[Component data from apps and pages]
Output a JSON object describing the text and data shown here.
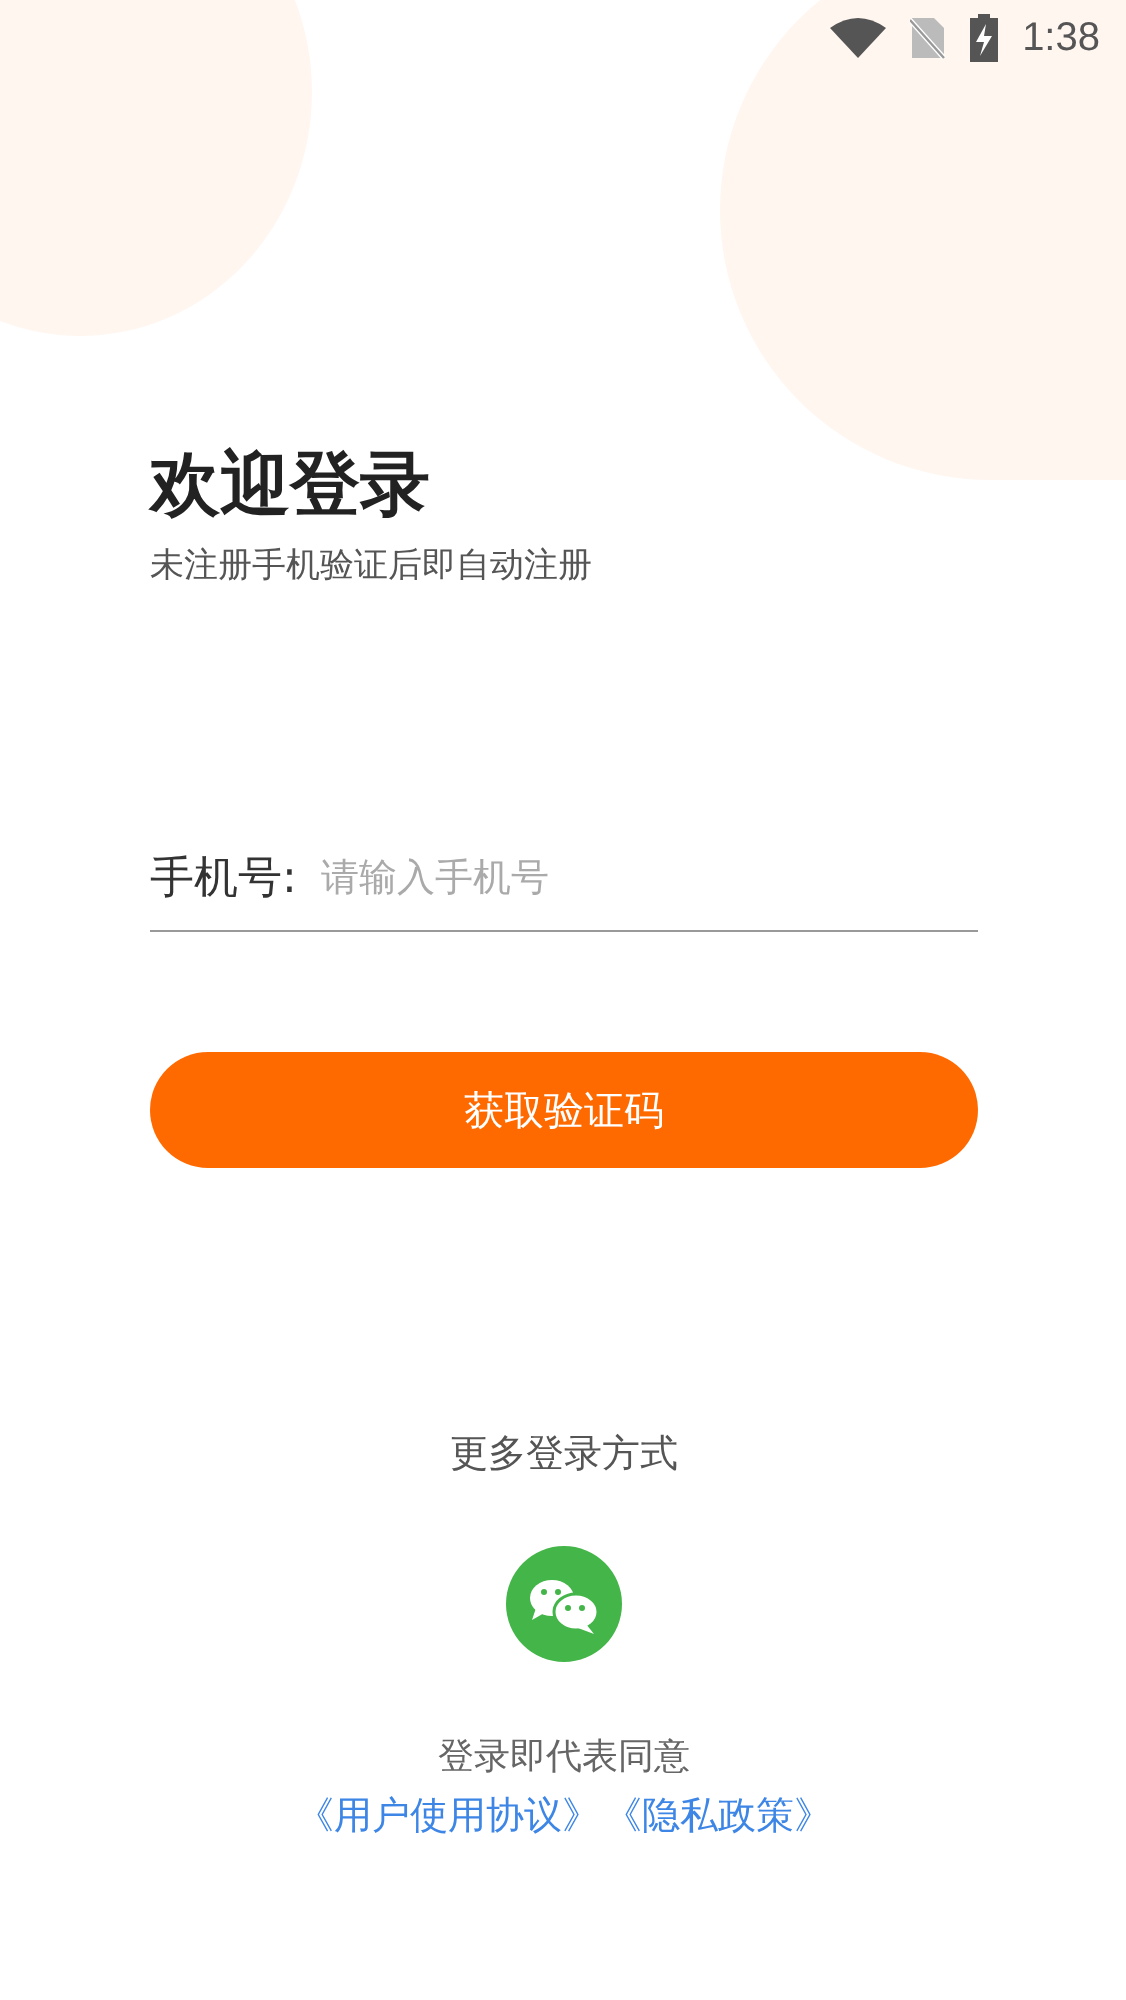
{
  "status_bar": {
    "time": "1:38"
  },
  "header": {
    "title": "欢迎登录",
    "subtitle": "未注册手机验证后即自动注册"
  },
  "phone_field": {
    "label": "手机号:",
    "placeholder": "请输入手机号"
  },
  "submit_button": {
    "label": "获取验证码"
  },
  "other_login": {
    "label": "更多登录方式"
  },
  "agreement": {
    "text": "登录即代表同意",
    "links": [
      "《用户使用协议》",
      "《隐私政策》"
    ]
  }
}
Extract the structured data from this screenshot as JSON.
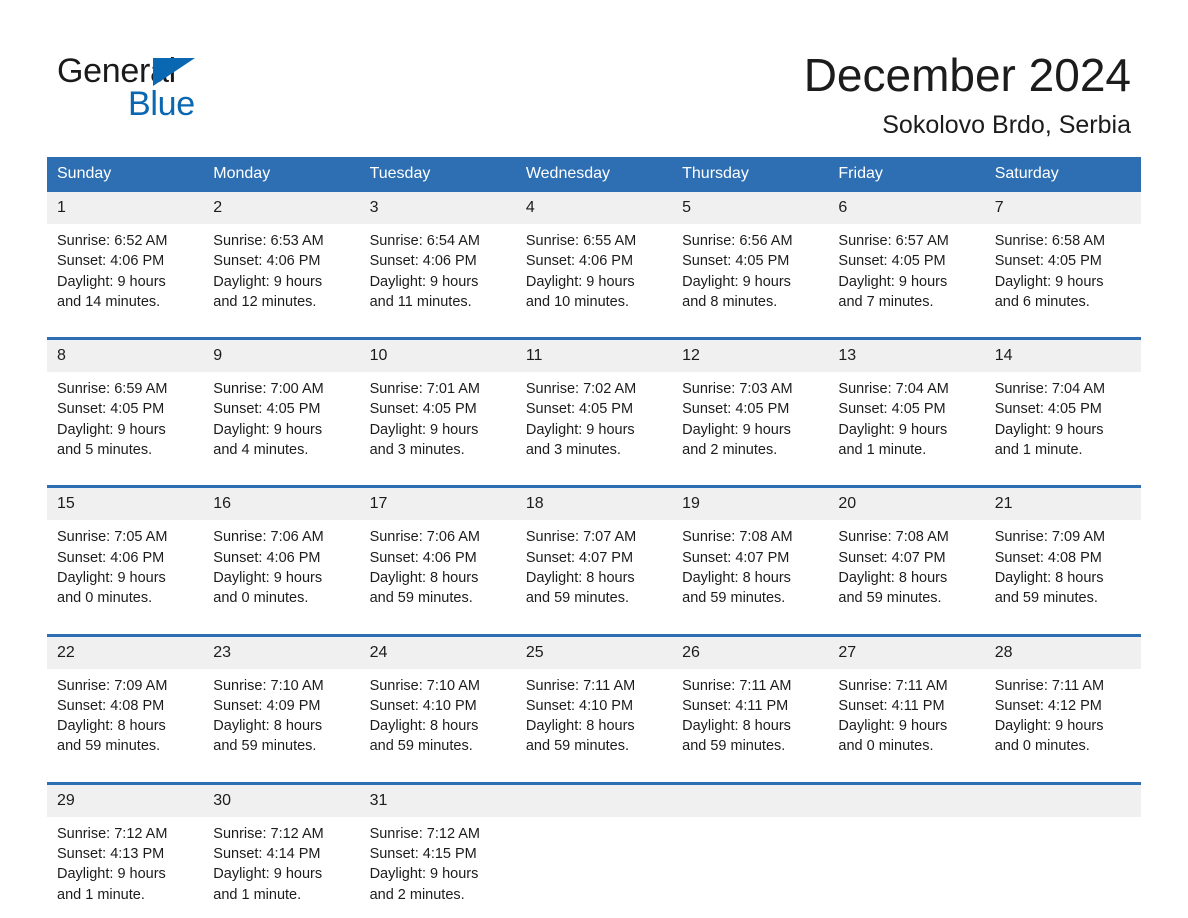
{
  "logo": {
    "word_one": "General",
    "word_two": "Blue",
    "triangle_icon": "triangle-icon",
    "accent_color": "#0a67b2"
  },
  "header": {
    "title": "December 2024",
    "subtitle": "Sokolovo Brdo, Serbia"
  },
  "theme": {
    "header_blue": "#2d6fb2",
    "date_strip_gray": "#f0f0f0",
    "text_black": "#1c1c1c"
  },
  "calendar": {
    "weekdays": [
      "Sunday",
      "Monday",
      "Tuesday",
      "Wednesday",
      "Thursday",
      "Friday",
      "Saturday"
    ],
    "weeks": [
      [
        {
          "day": "1",
          "sunrise": "Sunrise: 6:52 AM",
          "sunset": "Sunset: 4:06 PM",
          "daylight_line1": "Daylight: 9 hours",
          "daylight_line2": "and 14 minutes."
        },
        {
          "day": "2",
          "sunrise": "Sunrise: 6:53 AM",
          "sunset": "Sunset: 4:06 PM",
          "daylight_line1": "Daylight: 9 hours",
          "daylight_line2": "and 12 minutes."
        },
        {
          "day": "3",
          "sunrise": "Sunrise: 6:54 AM",
          "sunset": "Sunset: 4:06 PM",
          "daylight_line1": "Daylight: 9 hours",
          "daylight_line2": "and 11 minutes."
        },
        {
          "day": "4",
          "sunrise": "Sunrise: 6:55 AM",
          "sunset": "Sunset: 4:06 PM",
          "daylight_line1": "Daylight: 9 hours",
          "daylight_line2": "and 10 minutes."
        },
        {
          "day": "5",
          "sunrise": "Sunrise: 6:56 AM",
          "sunset": "Sunset: 4:05 PM",
          "daylight_line1": "Daylight: 9 hours",
          "daylight_line2": "and 8 minutes."
        },
        {
          "day": "6",
          "sunrise": "Sunrise: 6:57 AM",
          "sunset": "Sunset: 4:05 PM",
          "daylight_line1": "Daylight: 9 hours",
          "daylight_line2": "and 7 minutes."
        },
        {
          "day": "7",
          "sunrise": "Sunrise: 6:58 AM",
          "sunset": "Sunset: 4:05 PM",
          "daylight_line1": "Daylight: 9 hours",
          "daylight_line2": "and 6 minutes."
        }
      ],
      [
        {
          "day": "8",
          "sunrise": "Sunrise: 6:59 AM",
          "sunset": "Sunset: 4:05 PM",
          "daylight_line1": "Daylight: 9 hours",
          "daylight_line2": "and 5 minutes."
        },
        {
          "day": "9",
          "sunrise": "Sunrise: 7:00 AM",
          "sunset": "Sunset: 4:05 PM",
          "daylight_line1": "Daylight: 9 hours",
          "daylight_line2": "and 4 minutes."
        },
        {
          "day": "10",
          "sunrise": "Sunrise: 7:01 AM",
          "sunset": "Sunset: 4:05 PM",
          "daylight_line1": "Daylight: 9 hours",
          "daylight_line2": "and 3 minutes."
        },
        {
          "day": "11",
          "sunrise": "Sunrise: 7:02 AM",
          "sunset": "Sunset: 4:05 PM",
          "daylight_line1": "Daylight: 9 hours",
          "daylight_line2": "and 3 minutes."
        },
        {
          "day": "12",
          "sunrise": "Sunrise: 7:03 AM",
          "sunset": "Sunset: 4:05 PM",
          "daylight_line1": "Daylight: 9 hours",
          "daylight_line2": "and 2 minutes."
        },
        {
          "day": "13",
          "sunrise": "Sunrise: 7:04 AM",
          "sunset": "Sunset: 4:05 PM",
          "daylight_line1": "Daylight: 9 hours",
          "daylight_line2": "and 1 minute."
        },
        {
          "day": "14",
          "sunrise": "Sunrise: 7:04 AM",
          "sunset": "Sunset: 4:05 PM",
          "daylight_line1": "Daylight: 9 hours",
          "daylight_line2": "and 1 minute."
        }
      ],
      [
        {
          "day": "15",
          "sunrise": "Sunrise: 7:05 AM",
          "sunset": "Sunset: 4:06 PM",
          "daylight_line1": "Daylight: 9 hours",
          "daylight_line2": "and 0 minutes."
        },
        {
          "day": "16",
          "sunrise": "Sunrise: 7:06 AM",
          "sunset": "Sunset: 4:06 PM",
          "daylight_line1": "Daylight: 9 hours",
          "daylight_line2": "and 0 minutes."
        },
        {
          "day": "17",
          "sunrise": "Sunrise: 7:06 AM",
          "sunset": "Sunset: 4:06 PM",
          "daylight_line1": "Daylight: 8 hours",
          "daylight_line2": "and 59 minutes."
        },
        {
          "day": "18",
          "sunrise": "Sunrise: 7:07 AM",
          "sunset": "Sunset: 4:07 PM",
          "daylight_line1": "Daylight: 8 hours",
          "daylight_line2": "and 59 minutes."
        },
        {
          "day": "19",
          "sunrise": "Sunrise: 7:08 AM",
          "sunset": "Sunset: 4:07 PM",
          "daylight_line1": "Daylight: 8 hours",
          "daylight_line2": "and 59 minutes."
        },
        {
          "day": "20",
          "sunrise": "Sunrise: 7:08 AM",
          "sunset": "Sunset: 4:07 PM",
          "daylight_line1": "Daylight: 8 hours",
          "daylight_line2": "and 59 minutes."
        },
        {
          "day": "21",
          "sunrise": "Sunrise: 7:09 AM",
          "sunset": "Sunset: 4:08 PM",
          "daylight_line1": "Daylight: 8 hours",
          "daylight_line2": "and 59 minutes."
        }
      ],
      [
        {
          "day": "22",
          "sunrise": "Sunrise: 7:09 AM",
          "sunset": "Sunset: 4:08 PM",
          "daylight_line1": "Daylight: 8 hours",
          "daylight_line2": "and 59 minutes."
        },
        {
          "day": "23",
          "sunrise": "Sunrise: 7:10 AM",
          "sunset": "Sunset: 4:09 PM",
          "daylight_line1": "Daylight: 8 hours",
          "daylight_line2": "and 59 minutes."
        },
        {
          "day": "24",
          "sunrise": "Sunrise: 7:10 AM",
          "sunset": "Sunset: 4:10 PM",
          "daylight_line1": "Daylight: 8 hours",
          "daylight_line2": "and 59 minutes."
        },
        {
          "day": "25",
          "sunrise": "Sunrise: 7:11 AM",
          "sunset": "Sunset: 4:10 PM",
          "daylight_line1": "Daylight: 8 hours",
          "daylight_line2": "and 59 minutes."
        },
        {
          "day": "26",
          "sunrise": "Sunrise: 7:11 AM",
          "sunset": "Sunset: 4:11 PM",
          "daylight_line1": "Daylight: 8 hours",
          "daylight_line2": "and 59 minutes."
        },
        {
          "day": "27",
          "sunrise": "Sunrise: 7:11 AM",
          "sunset": "Sunset: 4:11 PM",
          "daylight_line1": "Daylight: 9 hours",
          "daylight_line2": "and 0 minutes."
        },
        {
          "day": "28",
          "sunrise": "Sunrise: 7:11 AM",
          "sunset": "Sunset: 4:12 PM",
          "daylight_line1": "Daylight: 9 hours",
          "daylight_line2": "and 0 minutes."
        }
      ],
      [
        {
          "day": "29",
          "sunrise": "Sunrise: 7:12 AM",
          "sunset": "Sunset: 4:13 PM",
          "daylight_line1": "Daylight: 9 hours",
          "daylight_line2": "and 1 minute."
        },
        {
          "day": "30",
          "sunrise": "Sunrise: 7:12 AM",
          "sunset": "Sunset: 4:14 PM",
          "daylight_line1": "Daylight: 9 hours",
          "daylight_line2": "and 1 minute."
        },
        {
          "day": "31",
          "sunrise": "Sunrise: 7:12 AM",
          "sunset": "Sunset: 4:15 PM",
          "daylight_line1": "Daylight: 9 hours",
          "daylight_line2": "and 2 minutes."
        },
        {
          "day": "",
          "sunrise": "",
          "sunset": "",
          "daylight_line1": "",
          "daylight_line2": ""
        },
        {
          "day": "",
          "sunrise": "",
          "sunset": "",
          "daylight_line1": "",
          "daylight_line2": ""
        },
        {
          "day": "",
          "sunrise": "",
          "sunset": "",
          "daylight_line1": "",
          "daylight_line2": ""
        },
        {
          "day": "",
          "sunrise": "",
          "sunset": "",
          "daylight_line1": "",
          "daylight_line2": ""
        }
      ]
    ]
  }
}
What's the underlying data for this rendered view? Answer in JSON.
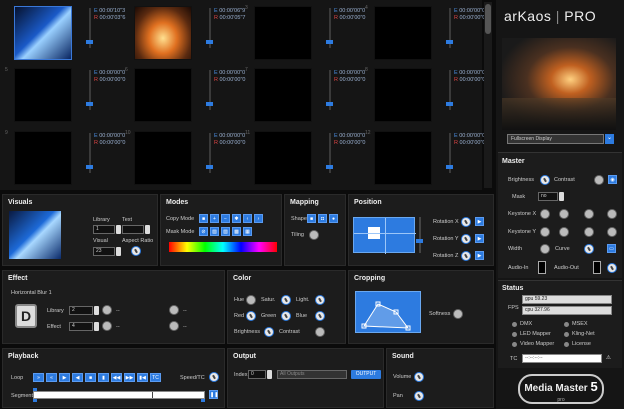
{
  "grid": {
    "cells": [
      {
        "num": "",
        "e": "00:00'10\"3",
        "r": "00:00'03\"6",
        "img": "blue"
      },
      {
        "num": "",
        "e": "00:00'06\"9",
        "r": "00:00'05\"7",
        "img": "fire"
      },
      {
        "num": "3",
        "e": "00:00'00\"0",
        "r": "00:00'00\"0",
        "img": ""
      },
      {
        "num": "4",
        "e": "00:00'00\"0",
        "r": "00:00'00\"0",
        "img": ""
      },
      {
        "num": "5",
        "e": "00:00'00\"0",
        "r": "00:00'00\"0",
        "img": ""
      },
      {
        "num": "6",
        "e": "00:00'00\"0",
        "r": "00:00'00\"0",
        "img": ""
      },
      {
        "num": "7",
        "e": "00:00'00\"0",
        "r": "00:00'00\"0",
        "img": ""
      },
      {
        "num": "8",
        "e": "00:00'00\"0",
        "r": "00:00'00\"0",
        "img": ""
      },
      {
        "num": "9",
        "e": "00:00'00\"0",
        "r": "00:00'00\"0",
        "img": ""
      },
      {
        "num": "10",
        "e": "00:00'00\"0",
        "r": "00:00'00\"0",
        "img": ""
      },
      {
        "num": "11",
        "e": "00:00'00\"0",
        "r": "00:00'00\"0",
        "img": ""
      },
      {
        "num": "12",
        "e": "00:00'00\"0",
        "r": "00:00'00\"0",
        "img": ""
      }
    ]
  },
  "visuals": {
    "title": "Visuals",
    "library": "Library",
    "text": "Text",
    "visual": "Visual",
    "aspect": "Aspect Ratio",
    "library_val": "1",
    "text_val": "",
    "visual_val": "23"
  },
  "modes": {
    "title": "Modes",
    "copy": "Copy Mode",
    "mask": "Mask Mode"
  },
  "mapping": {
    "title": "Mapping",
    "shape": "Shape",
    "tiling": "Tiling"
  },
  "position": {
    "title": "Position",
    "rx": "Rotation X",
    "ry": "Rotation Y",
    "rz": "Rotation Z"
  },
  "effect": {
    "title": "Effect",
    "name": "Horizontal Blur 1",
    "library": "Library",
    "effect": "Effect",
    "library_val": "2",
    "effect_val": "4",
    "dash": "--"
  },
  "color": {
    "title": "Color",
    "hue": "Hue",
    "satur": "Satur.",
    "light": "Light.",
    "red": "Red",
    "green": "Green",
    "blue": "Blue",
    "brightness": "Brightness",
    "contrast": "Contrast"
  },
  "cropping": {
    "title": "Cropping",
    "softness": "Softness"
  },
  "playback": {
    "title": "Playback",
    "loop": "Loop",
    "speed": "Speed/TC",
    "segment": "Segment"
  },
  "output": {
    "title": "Output",
    "index": "Index",
    "index_val": "0",
    "outputs": "All Outputs",
    "button": "OUTPUT"
  },
  "sound": {
    "title": "Sound",
    "volume": "Volume",
    "pan": "Pan"
  },
  "sidebar": {
    "logo_a": "arKaos",
    "logo_sep": "|",
    "logo_b": "PRO",
    "display": "Fullscreen Display",
    "master_title": "Master",
    "brightness": "Brightness",
    "contrast": "Contrast",
    "mask": "Mask",
    "mask_val": "no",
    "kx": "Keystone X",
    "ky": "Keystone Y",
    "width": "Width",
    "curve": "Curve",
    "audio_in": "Audio-In",
    "audio_out": "Audio-Out",
    "status_title": "Status",
    "fps": "FPS",
    "gpu": "gpu 59.23",
    "cpu": "cpu 327.96",
    "dmx": "DMX",
    "msex": "MSEX",
    "led": "LED Mapper",
    "kling": "Kling-Net",
    "video": "Video Mapper",
    "license": "License",
    "tc": "TC",
    "tc_val": "--:--:--:--",
    "brand": "Media Master",
    "brand_num": "5",
    "brand_sub": "pro"
  },
  "colors": {
    "accent": "#2d7be0",
    "panel": "#1c1c1c",
    "bg": "#0b0b0b"
  }
}
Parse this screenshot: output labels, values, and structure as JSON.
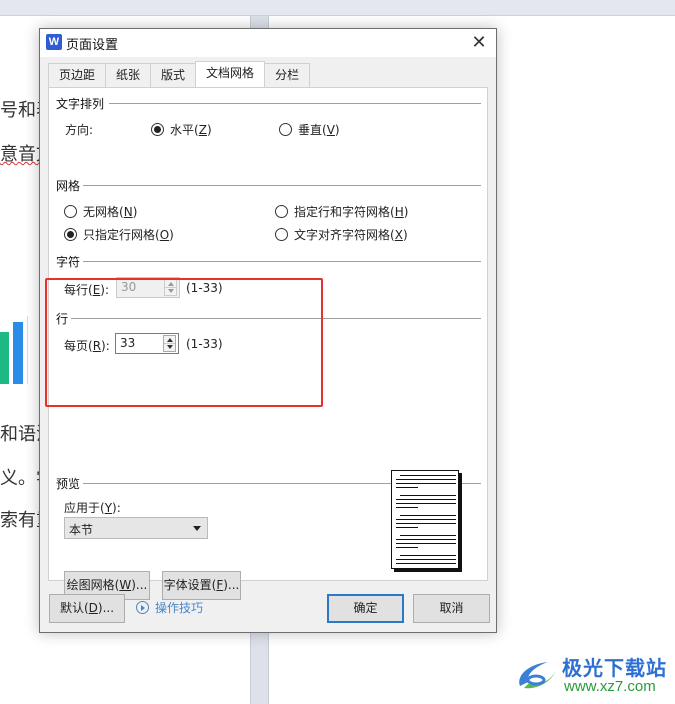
{
  "background_document": {
    "left_page_lines": [
      {
        "text": "号和表"
      },
      {
        "text": "意音文"
      },
      {
        "text": "和语法"
      },
      {
        "text": "义。学"
      },
      {
        "text": "索有重"
      }
    ]
  },
  "dialog": {
    "app_icon_letter": "W",
    "title": "页面设置",
    "close_glyph": "✕",
    "tabs": [
      {
        "label": "页边距",
        "active": false
      },
      {
        "label": "纸张",
        "active": false
      },
      {
        "label": "版式",
        "active": false
      },
      {
        "label": "文档网格",
        "active": true
      },
      {
        "label": "分栏",
        "active": false
      }
    ],
    "text_direction": {
      "section_label": "文字排列",
      "direction_label": "方向:",
      "options": [
        {
          "label": "水平",
          "accel": "Z",
          "selected": true
        },
        {
          "label": "垂直",
          "accel": "V",
          "selected": false
        }
      ]
    },
    "grid": {
      "section_label": "网格",
      "options": [
        {
          "label": "无网格",
          "accel": "N",
          "selected": false
        },
        {
          "label": "指定行和字符网格",
          "accel": "H",
          "selected": false
        },
        {
          "label": "只指定行网格",
          "accel": "O",
          "selected": true
        },
        {
          "label": "文字对齐字符网格",
          "accel": "X",
          "selected": false
        }
      ]
    },
    "characters": {
      "section_label": "字符",
      "per_line_label": "每行",
      "per_line_accel": "E",
      "per_line_value": "30",
      "per_line_range": "(1-33)",
      "disabled": true
    },
    "lines": {
      "section_label": "行",
      "per_page_label": "每页",
      "per_page_accel": "R",
      "per_page_value": "33",
      "per_page_range": "(1-33)"
    },
    "preview": {
      "section_label": "预览",
      "apply_to_label": "应用于",
      "apply_to_accel": "Y",
      "apply_to_value": "本节"
    },
    "buttons": {
      "drawing_grid": "绘图网格(W)...",
      "drawing_grid_pre": "绘图网格(",
      "drawing_grid_accel": "W",
      "drawing_grid_post": ")...",
      "font_settings_pre": "字体设置(",
      "font_settings_accel": "F",
      "font_settings_post": ")...",
      "default_pre": "默认(",
      "default_accel": "D",
      "default_post": ")...",
      "tips": "操作技巧",
      "ok": "确定",
      "cancel": "取消"
    },
    "highlight_color": "#e5322d"
  },
  "watermark": {
    "title": "极光下载站",
    "url": "www.xz7.com"
  }
}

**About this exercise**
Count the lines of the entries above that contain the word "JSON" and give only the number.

**Response for this exercise**
4